Overall, your average apprenticeship program will take 1-6 years. You will probably be required to put in that time along with at least 2,000 hours of field work annually. The good news is that there are apprenticeships in more than 1,000 occupations, which can give you more options.

In exchange, the sponsoring employer pays for college or technical training and provides a salary. A list of available programs is available at the ApprenticeshipUSA website.

6. Have your employer pick up the costs
Another way you might receive a free college education is through your employer. Often given in the form of an employee reimbursement, there are plenty of employers that can help curb the cost of higher education.

7. Be in demand
Another great way to find out how to go to college for free is to determine if your field of study is “high-needs.” Will your studies result in a career that’s high in demand? Ask yourself this before you even enroll if you’re trying to cut the cost of college.

Generally, schools will offer incentives to anyone focusing their studies on math, science, nursing, teaching, and social work. There are also additional opportunities available through organizations like Teach for America, the Nurse Corps Loan Repayment Program and the National Institutes of Health.

The nursing program at the University of Portland in Oregon has offered scholarships covering approximately 80% of the final 2 years of undergraduate study, if students sign a 3-year employment contract with the local health system, Fabriquer says. “There are similar programs in (high-needs) fields across the country,” he adds.
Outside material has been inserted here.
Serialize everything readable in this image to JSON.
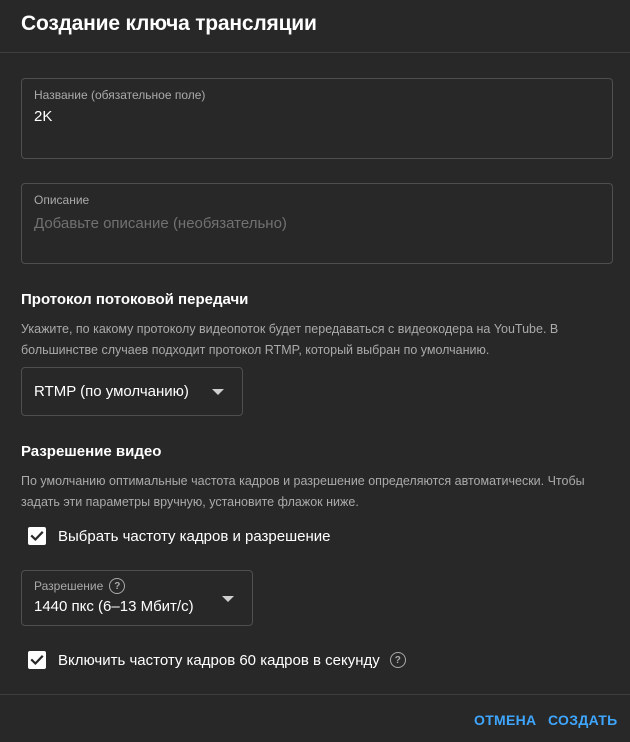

8. Choose a school that pays you
Last on our list of ways on how to get free tuition, and probably the riskiest. There are, indeed, schools that will pay you to focus your studies in a single subject (which they dictate). Schools such as the Webb Institute and the Curtis Institute of Music offer a select range of academic programs and pick up the tuition cost for every student. Just think long and hard about your decision before you commit to this course.